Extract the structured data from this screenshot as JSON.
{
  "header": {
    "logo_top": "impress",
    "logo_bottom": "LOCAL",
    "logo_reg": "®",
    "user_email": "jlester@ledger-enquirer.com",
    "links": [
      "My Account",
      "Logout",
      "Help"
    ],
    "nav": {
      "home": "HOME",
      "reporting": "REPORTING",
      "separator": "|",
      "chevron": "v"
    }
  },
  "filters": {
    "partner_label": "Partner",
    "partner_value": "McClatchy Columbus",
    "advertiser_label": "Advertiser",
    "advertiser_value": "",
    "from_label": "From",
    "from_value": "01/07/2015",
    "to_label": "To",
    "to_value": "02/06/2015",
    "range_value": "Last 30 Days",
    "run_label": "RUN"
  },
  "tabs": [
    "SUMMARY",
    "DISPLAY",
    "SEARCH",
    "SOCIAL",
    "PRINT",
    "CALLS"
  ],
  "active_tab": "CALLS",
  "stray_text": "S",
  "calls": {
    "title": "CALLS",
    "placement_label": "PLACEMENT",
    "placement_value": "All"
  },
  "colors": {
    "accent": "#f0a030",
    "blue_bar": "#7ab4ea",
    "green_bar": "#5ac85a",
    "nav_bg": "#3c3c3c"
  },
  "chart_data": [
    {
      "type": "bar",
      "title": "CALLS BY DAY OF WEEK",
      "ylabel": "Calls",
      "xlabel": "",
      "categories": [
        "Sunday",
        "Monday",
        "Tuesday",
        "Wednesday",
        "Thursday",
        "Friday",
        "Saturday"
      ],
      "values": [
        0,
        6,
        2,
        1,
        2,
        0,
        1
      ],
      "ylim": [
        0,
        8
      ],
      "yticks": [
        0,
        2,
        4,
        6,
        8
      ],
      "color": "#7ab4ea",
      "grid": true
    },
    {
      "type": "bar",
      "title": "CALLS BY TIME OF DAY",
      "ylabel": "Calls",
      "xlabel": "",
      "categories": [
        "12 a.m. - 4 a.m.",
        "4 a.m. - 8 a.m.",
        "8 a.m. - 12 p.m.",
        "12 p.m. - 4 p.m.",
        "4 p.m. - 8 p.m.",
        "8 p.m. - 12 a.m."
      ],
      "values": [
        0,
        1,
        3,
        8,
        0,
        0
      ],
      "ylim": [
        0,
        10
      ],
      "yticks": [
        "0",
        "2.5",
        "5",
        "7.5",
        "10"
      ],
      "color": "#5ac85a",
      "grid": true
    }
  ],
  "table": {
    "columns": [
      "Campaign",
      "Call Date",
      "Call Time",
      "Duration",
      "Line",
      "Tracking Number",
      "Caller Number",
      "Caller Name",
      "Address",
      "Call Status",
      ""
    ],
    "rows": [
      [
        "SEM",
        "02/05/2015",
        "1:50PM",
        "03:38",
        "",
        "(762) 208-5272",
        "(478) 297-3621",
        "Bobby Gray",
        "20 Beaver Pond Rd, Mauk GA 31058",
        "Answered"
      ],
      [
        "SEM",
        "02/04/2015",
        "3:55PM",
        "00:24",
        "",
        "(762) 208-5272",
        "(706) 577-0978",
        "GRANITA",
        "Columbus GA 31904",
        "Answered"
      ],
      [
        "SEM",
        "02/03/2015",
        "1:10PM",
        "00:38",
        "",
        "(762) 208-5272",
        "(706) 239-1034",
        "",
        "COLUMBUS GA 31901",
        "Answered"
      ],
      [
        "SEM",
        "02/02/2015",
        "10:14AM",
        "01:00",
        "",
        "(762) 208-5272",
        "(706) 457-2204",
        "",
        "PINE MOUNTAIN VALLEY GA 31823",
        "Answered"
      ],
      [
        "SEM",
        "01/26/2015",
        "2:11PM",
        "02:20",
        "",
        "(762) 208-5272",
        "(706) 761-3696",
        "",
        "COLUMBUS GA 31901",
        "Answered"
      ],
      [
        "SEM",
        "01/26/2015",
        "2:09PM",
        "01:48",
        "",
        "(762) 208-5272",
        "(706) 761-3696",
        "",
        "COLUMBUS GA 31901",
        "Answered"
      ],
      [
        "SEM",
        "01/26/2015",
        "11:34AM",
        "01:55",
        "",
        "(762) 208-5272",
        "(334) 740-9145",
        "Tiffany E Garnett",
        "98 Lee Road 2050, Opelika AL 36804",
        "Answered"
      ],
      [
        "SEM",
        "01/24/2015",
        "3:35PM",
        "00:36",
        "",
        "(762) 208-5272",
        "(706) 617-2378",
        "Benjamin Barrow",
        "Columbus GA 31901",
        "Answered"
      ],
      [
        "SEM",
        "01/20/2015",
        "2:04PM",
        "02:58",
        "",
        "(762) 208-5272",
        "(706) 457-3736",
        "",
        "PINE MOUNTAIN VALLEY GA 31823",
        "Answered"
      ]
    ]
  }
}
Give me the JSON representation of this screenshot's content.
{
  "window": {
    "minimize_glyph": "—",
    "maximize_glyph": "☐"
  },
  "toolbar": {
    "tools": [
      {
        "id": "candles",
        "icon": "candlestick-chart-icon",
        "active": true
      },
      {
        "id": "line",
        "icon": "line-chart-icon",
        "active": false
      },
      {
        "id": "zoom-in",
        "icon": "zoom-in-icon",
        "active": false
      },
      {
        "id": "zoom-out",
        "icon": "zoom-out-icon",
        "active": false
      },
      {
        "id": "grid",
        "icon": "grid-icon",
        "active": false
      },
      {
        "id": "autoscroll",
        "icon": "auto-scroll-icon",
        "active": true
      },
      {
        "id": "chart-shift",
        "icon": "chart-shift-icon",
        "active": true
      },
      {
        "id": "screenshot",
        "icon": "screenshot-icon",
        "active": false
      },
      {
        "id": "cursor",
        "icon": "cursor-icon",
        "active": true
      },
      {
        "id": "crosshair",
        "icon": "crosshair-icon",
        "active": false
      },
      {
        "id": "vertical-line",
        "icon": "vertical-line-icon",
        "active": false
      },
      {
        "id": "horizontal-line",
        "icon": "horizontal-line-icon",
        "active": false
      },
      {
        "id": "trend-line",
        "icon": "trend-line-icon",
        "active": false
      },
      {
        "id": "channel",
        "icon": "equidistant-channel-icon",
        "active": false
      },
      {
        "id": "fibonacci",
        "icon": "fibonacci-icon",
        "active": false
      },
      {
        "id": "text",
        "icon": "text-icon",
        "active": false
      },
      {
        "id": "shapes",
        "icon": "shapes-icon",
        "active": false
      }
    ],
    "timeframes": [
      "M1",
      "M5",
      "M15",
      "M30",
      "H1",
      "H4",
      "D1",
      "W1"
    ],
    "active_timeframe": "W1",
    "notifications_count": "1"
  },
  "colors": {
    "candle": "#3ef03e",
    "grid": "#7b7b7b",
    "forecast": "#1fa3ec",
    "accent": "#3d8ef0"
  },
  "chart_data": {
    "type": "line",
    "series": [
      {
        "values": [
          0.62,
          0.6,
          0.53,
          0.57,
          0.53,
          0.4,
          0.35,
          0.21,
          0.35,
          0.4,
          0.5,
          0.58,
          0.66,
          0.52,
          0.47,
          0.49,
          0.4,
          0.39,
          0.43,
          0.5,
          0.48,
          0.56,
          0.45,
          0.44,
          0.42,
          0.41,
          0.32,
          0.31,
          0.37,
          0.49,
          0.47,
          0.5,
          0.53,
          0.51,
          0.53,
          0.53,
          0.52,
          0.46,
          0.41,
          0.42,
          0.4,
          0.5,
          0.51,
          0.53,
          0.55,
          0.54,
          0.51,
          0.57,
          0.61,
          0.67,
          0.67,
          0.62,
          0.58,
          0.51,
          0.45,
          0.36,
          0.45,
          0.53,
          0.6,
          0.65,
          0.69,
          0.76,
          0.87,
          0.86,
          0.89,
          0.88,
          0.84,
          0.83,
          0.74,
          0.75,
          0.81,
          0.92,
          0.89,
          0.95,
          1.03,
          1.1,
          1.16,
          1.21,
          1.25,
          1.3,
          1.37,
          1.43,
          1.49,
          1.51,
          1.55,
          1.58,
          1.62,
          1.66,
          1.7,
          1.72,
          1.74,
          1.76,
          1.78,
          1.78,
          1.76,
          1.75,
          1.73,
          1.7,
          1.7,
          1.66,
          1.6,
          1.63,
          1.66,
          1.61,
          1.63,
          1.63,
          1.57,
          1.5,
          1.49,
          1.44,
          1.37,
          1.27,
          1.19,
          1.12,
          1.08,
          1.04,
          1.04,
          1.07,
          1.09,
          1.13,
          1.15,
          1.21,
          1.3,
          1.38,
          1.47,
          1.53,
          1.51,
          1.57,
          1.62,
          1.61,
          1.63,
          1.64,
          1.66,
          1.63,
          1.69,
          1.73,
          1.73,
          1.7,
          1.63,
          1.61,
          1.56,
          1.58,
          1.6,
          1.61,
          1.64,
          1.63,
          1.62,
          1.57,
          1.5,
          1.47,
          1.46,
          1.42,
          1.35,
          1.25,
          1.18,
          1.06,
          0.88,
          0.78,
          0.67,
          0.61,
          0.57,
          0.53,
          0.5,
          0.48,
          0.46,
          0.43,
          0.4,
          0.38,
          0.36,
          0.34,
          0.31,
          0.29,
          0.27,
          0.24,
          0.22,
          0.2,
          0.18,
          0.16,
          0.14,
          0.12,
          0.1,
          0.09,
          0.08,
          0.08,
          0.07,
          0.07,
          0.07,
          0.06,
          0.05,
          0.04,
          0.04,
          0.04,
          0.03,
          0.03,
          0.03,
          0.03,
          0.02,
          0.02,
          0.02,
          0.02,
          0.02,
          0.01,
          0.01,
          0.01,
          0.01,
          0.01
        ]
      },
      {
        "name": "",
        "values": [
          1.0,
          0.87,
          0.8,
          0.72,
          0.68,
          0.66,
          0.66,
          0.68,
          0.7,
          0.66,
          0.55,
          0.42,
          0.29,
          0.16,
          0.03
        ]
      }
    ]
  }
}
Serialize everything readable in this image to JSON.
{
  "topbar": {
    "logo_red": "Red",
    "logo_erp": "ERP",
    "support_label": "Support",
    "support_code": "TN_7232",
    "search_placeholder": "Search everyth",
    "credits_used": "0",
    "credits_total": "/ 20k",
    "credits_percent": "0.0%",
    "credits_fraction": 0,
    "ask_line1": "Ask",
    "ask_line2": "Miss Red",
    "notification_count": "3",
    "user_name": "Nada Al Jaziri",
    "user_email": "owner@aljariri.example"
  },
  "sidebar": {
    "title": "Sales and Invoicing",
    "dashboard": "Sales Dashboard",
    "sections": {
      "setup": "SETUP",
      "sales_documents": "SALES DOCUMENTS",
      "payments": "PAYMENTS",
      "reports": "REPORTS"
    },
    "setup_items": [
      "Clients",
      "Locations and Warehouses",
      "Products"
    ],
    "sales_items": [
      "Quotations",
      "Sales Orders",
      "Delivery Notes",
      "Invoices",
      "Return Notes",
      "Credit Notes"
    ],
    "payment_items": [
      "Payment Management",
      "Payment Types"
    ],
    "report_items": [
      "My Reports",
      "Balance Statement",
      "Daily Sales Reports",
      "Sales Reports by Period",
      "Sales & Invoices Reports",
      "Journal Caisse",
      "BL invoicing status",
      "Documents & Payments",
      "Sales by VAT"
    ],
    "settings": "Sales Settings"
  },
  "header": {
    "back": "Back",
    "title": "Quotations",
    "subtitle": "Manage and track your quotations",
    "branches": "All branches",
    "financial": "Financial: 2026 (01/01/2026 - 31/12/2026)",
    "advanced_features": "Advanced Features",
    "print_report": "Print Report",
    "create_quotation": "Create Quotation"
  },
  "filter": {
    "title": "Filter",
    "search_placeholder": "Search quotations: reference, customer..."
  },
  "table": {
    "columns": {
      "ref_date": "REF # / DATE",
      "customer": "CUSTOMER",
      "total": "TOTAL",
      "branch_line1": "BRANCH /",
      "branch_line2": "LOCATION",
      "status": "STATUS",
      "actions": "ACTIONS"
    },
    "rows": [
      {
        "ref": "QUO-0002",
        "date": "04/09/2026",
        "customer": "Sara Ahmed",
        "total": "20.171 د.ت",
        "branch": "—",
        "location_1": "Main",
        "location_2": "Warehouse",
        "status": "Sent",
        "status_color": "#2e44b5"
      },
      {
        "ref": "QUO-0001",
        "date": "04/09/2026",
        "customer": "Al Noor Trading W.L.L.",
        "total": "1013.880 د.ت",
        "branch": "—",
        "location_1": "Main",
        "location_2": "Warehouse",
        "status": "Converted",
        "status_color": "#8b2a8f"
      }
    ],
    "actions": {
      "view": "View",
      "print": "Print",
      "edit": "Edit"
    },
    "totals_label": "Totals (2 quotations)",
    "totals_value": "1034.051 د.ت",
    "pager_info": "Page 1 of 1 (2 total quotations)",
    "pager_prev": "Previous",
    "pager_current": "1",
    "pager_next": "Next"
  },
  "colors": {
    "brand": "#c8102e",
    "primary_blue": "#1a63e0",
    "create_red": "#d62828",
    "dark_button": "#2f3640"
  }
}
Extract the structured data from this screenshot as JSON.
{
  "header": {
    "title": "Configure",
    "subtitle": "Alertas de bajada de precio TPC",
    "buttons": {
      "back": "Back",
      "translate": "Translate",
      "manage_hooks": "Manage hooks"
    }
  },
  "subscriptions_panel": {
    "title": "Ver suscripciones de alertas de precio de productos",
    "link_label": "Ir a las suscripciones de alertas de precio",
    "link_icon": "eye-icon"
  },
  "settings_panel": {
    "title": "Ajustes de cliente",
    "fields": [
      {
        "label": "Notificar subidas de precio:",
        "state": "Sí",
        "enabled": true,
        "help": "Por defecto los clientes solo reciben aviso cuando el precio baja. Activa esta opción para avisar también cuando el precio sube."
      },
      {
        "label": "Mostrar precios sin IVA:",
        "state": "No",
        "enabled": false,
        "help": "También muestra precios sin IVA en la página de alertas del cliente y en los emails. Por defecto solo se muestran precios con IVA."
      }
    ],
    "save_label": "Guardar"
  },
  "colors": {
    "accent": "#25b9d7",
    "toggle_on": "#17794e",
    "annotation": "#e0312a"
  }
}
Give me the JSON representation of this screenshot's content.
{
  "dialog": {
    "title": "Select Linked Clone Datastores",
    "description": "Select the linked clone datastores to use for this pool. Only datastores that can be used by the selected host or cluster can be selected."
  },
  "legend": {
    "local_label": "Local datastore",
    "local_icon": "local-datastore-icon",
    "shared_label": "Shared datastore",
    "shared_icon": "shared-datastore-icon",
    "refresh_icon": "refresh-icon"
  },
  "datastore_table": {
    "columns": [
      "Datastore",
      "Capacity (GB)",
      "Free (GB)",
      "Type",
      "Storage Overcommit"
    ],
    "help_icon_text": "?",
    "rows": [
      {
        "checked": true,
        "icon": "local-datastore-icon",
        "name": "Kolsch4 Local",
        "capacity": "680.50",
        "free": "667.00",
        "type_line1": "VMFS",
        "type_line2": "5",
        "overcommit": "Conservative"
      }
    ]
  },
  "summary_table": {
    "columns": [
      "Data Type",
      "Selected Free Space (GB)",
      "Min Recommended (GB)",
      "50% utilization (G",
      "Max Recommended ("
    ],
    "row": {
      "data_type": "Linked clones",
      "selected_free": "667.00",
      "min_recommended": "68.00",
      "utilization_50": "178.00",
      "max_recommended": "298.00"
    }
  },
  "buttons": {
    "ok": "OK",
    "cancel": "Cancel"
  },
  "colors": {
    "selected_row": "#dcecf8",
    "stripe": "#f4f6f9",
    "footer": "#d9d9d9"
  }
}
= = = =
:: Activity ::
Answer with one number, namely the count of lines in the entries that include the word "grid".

:: Result of this task ::
5